Article

Maartje Schouten, Jasmien Khattab, and Phoebe Pahng

The study of team diversity has generated a large amount of research because of the changing nature of workplaces as they become more diverse and work becomes more organized around teams. Team diversity describes the variation among team members in terms of any attribute in which individuals may differ. Examples are demographic background diversity, functional or educational diversity, and personality diversity. Diversity can be operationalized as categorical (variety), continuous (separation), or vertical (disparity). Initial research on team diversity was dominated by a main-effects approach that produced two main perspectives: social-categorization scholars suggested that diversity hurts team outcomes, as it decreases feelings of cohesion and increases dysfunctional conflict, whereas the information and decision-making perspective suggested that diversity helps team outcomes, as it makes more information available in the team to help with decision-making.
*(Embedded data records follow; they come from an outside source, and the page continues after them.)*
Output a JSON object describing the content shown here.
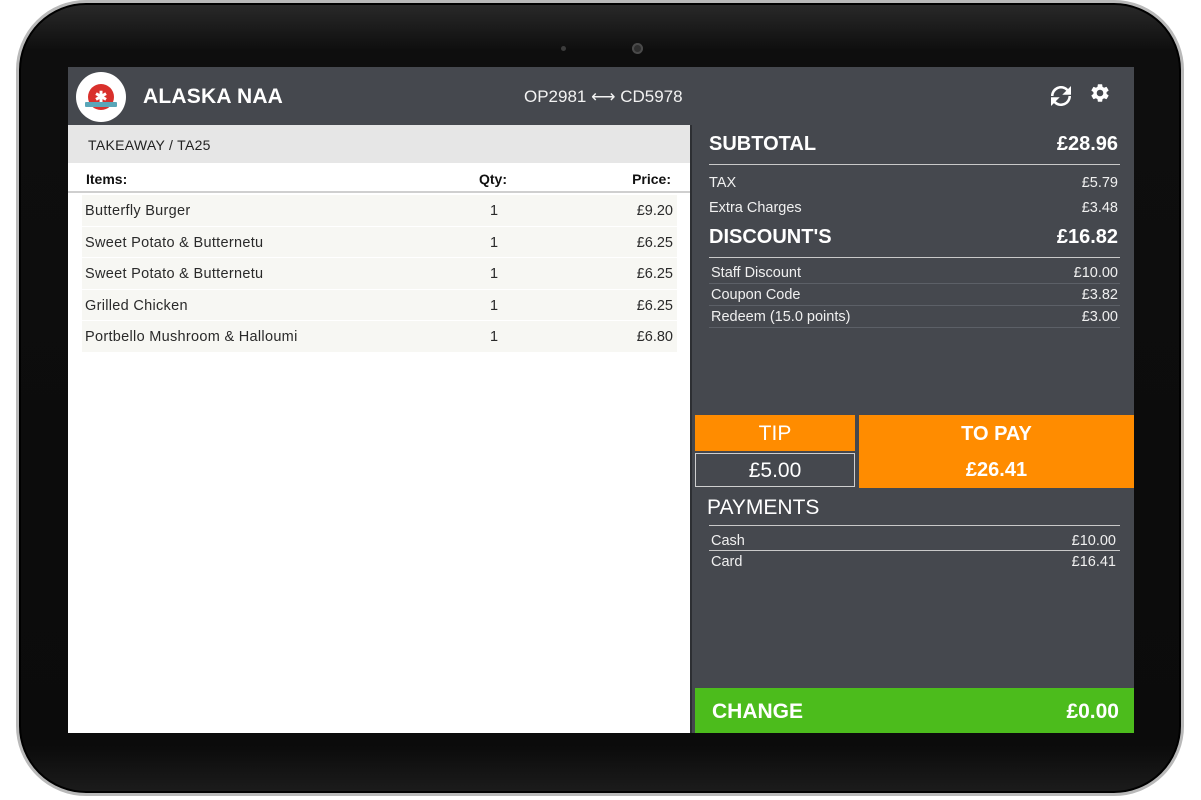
{
  "header": {
    "logo_text": "✱",
    "title": "ALASKA NAA",
    "op_codes": "OP2981 ⟷ CD5978",
    "refresh_icon": "refresh-icon",
    "settings_icon": "gear-icon"
  },
  "order": {
    "label": "TAKEAWAY / TA25",
    "columns": {
      "items": "Items:",
      "qty": "Qty:",
      "price": "Price:"
    },
    "rows": [
      {
        "name": "Butterfly Burger",
        "qty": "1",
        "price": "£9.20"
      },
      {
        "name": "Sweet Potato & Butternetu",
        "qty": "1",
        "price": "£6.25"
      },
      {
        "name": "Sweet Potato & Butternetu",
        "qty": "1",
        "price": "£6.25"
      },
      {
        "name": "Grilled Chicken",
        "qty": "1",
        "price": "£6.25"
      },
      {
        "name": "Portbello Mushroom & Halloumi",
        "qty": "1",
        "price": "£6.80"
      }
    ]
  },
  "summary": {
    "subtotal_label": "SUBTOTAL",
    "subtotal_value": "£28.96",
    "tax_label": "TAX",
    "tax_value": "£5.79",
    "extra_label": "Extra Charges",
    "extra_value": "£3.48",
    "discount_label": "DISCOUNT'S",
    "discount_value": "£16.82",
    "discounts": [
      {
        "label": "Staff Discount",
        "value": "£10.00"
      },
      {
        "label": "Coupon Code",
        "value": "£3.82"
      },
      {
        "label": "Redeem (15.0 points)",
        "value": "£3.00"
      }
    ],
    "tip_label": "TIP",
    "tip_value": "£5.00",
    "topay_label": "TO PAY",
    "topay_value": "£26.41",
    "payments_title": "PAYMENTS",
    "payments": [
      {
        "label": "Cash",
        "value": "£10.00"
      },
      {
        "label": "Card",
        "value": "£16.41"
      }
    ],
    "change_label": "CHANGE",
    "change_value": "£0.00"
  },
  "colors": {
    "header_bg": "#45484e",
    "accent_orange": "#ff8c00",
    "change_green": "#4cbc1c",
    "logo_red": "#d9302c"
  }
}
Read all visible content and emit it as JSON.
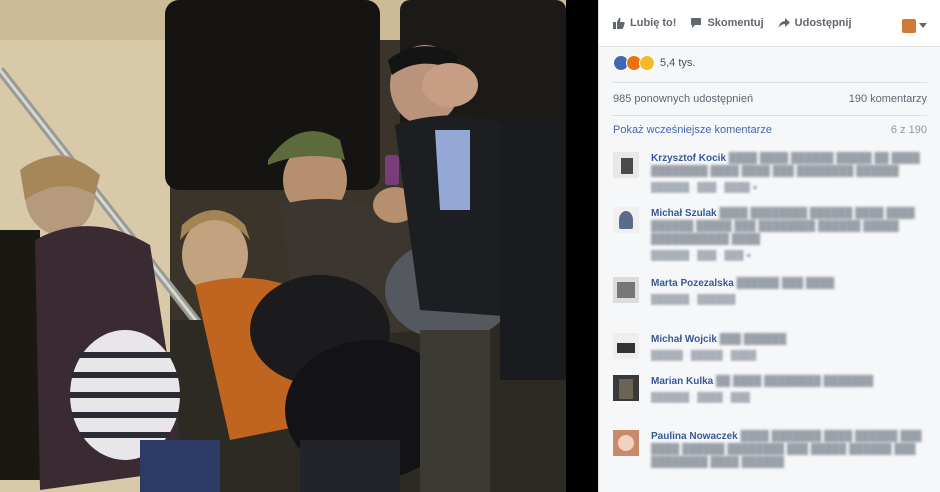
{
  "actions": {
    "like": "Lubię to!",
    "comment": "Skomentuj",
    "share": "Udostępnij"
  },
  "reactions": {
    "count": "5,4 tys."
  },
  "stats": {
    "shares": "985 ponownych udostępnień",
    "comments": "190 komentarzy"
  },
  "more_comments": {
    "label": "Pokaż wcześniejsze komentarze",
    "count": "6 z 190"
  },
  "comments": [
    {
      "name": "Krzysztof Kocik"
    },
    {
      "name": "Michał Szulak"
    },
    {
      "name": "Marta Pozezalska"
    },
    {
      "name": "Michał Wojcik"
    },
    {
      "name": "Marian Kulka"
    },
    {
      "name": "Paulina Nowaczek"
    }
  ],
  "colors": {
    "link": "#4267b2",
    "name": "#385898",
    "like_blue": "#4267b2",
    "panel_bg": "#f6f7f9"
  }
}
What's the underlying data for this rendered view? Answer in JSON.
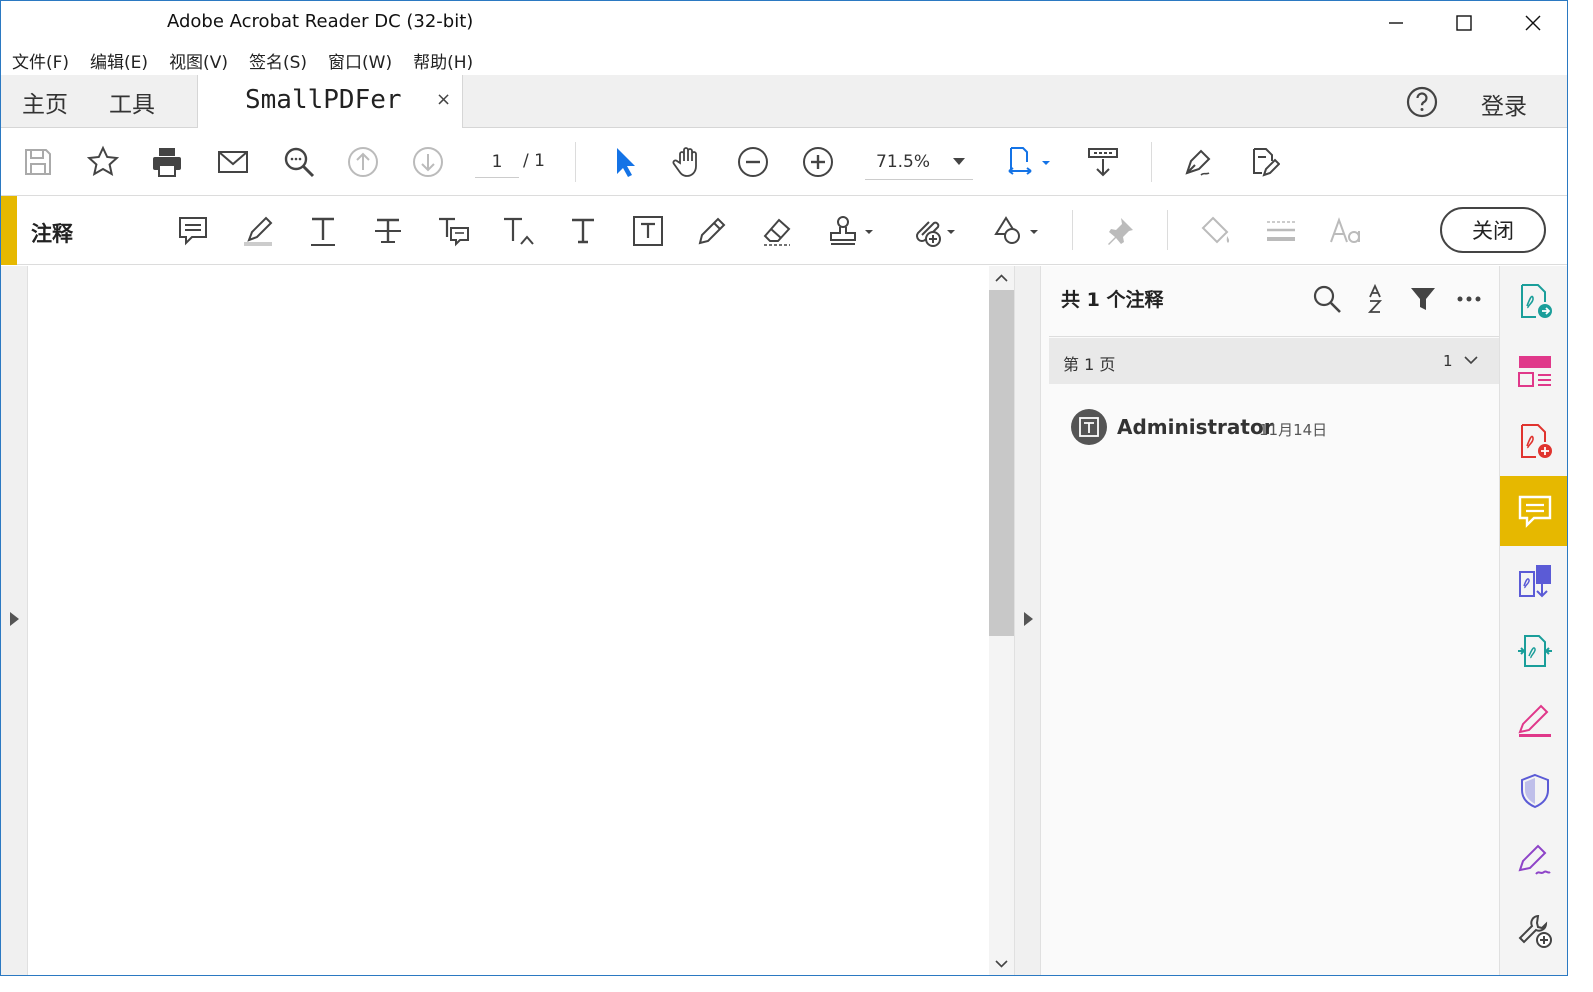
{
  "window": {
    "title": "Adobe Acrobat Reader DC (32-bit)"
  },
  "menu": {
    "items": [
      "文件(F)",
      "编辑(E)",
      "视图(V)",
      "签名(S)",
      "窗口(W)",
      "帮助(H)"
    ]
  },
  "tabs": {
    "home": "主页",
    "tools": "工具",
    "document": "SmallPDFer",
    "close_glyph": "×",
    "login": "登录"
  },
  "toolbar": {
    "current_page": "1",
    "total_pages": "/ 1",
    "zoom": "71.5%"
  },
  "comment_toolbar": {
    "label": "注释",
    "close": "关闭",
    "accent_color": "#e6b800"
  },
  "comments_panel": {
    "count_label": "共 1 个注释",
    "page_group": {
      "label": "第 1 页",
      "count": "1"
    },
    "entries": [
      {
        "author": "Administrator",
        "date": "11月14日",
        "icon": "text-box-icon"
      }
    ]
  },
  "right_rail": {
    "items": [
      {
        "icon": "export-pdf-icon",
        "color": "#1a9e9a"
      },
      {
        "icon": "organize-pages-icon",
        "color": "#e0388a"
      },
      {
        "icon": "create-pdf-icon",
        "color": "#e0342f"
      },
      {
        "icon": "comment-icon",
        "color": "#ffffff",
        "active": true
      },
      {
        "icon": "combine-files-icon",
        "color": "#5b5bd6"
      },
      {
        "icon": "compress-pdf-icon",
        "color": "#1a9e9a"
      },
      {
        "icon": "fill-sign-icon",
        "color": "#e0388a"
      },
      {
        "icon": "protect-icon",
        "color": "#5b5bd6"
      },
      {
        "icon": "request-signature-icon",
        "color": "#8e44c8"
      },
      {
        "icon": "more-tools-icon",
        "color": "#444444"
      }
    ]
  }
}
In an effort to integrate these disparate insights, the categorization-elaboration model (CEM) proposed that team diversity can lead both to social categorization and to information elaboration on the basis of contextual factors that may give rise to either process. The CEM has received widespread support in research, but a number of questions about the processes through which diversity has an effect on team outcomes remain.

Article

Patrick J. Rosopa, Phoebe Xoxakos, and Coleton King

Mediation refers to causation. Tests for mediation are common in business, management, and related fields. In the simplest mediation model, a researcher asserts that a treatment causes a mediator and that the mediator causes an outcome. For example, a practitioner might examine whether diversity training increases awareness of stereotypes, which, in turn, improves inclusive climate perceptions. Because mediation inferences are causal inferences, it is important to demonstrate that the cause actually precedes the effect, the cause and effect covary, and rival explanations for the causal effect can be ruled out. Although various experimental designs for testing mediation hypotheses are available, single randomized experiments and two randomized experiments provide the strongest evidence for inferring mediation compared with nonexperimental designs, where selection bias and a multitude of confounding variables can make causal interpretations difficult. In addition to experimental designs, traditional statistical approaches for testing mediation include causal steps, difference in coefficients, and product of coefficients. Of the traditional approaches, the causal steps method tends to have low statistical power; the product of coefficients method tends to provide adequate power. Bootstrapping can improve the performance of these tests for mediation. The general causal mediation framework offers a modern approach to testing for causal mechanisms. The general causal mediation framework is flexible. The treatment, mediator, and outcome can be categorical or continuous. The general framework not only incorporates experimental designs (e.g., single randomized experiments, two randomized experiments) but also allows for a variety of statistical models and complex functional forms.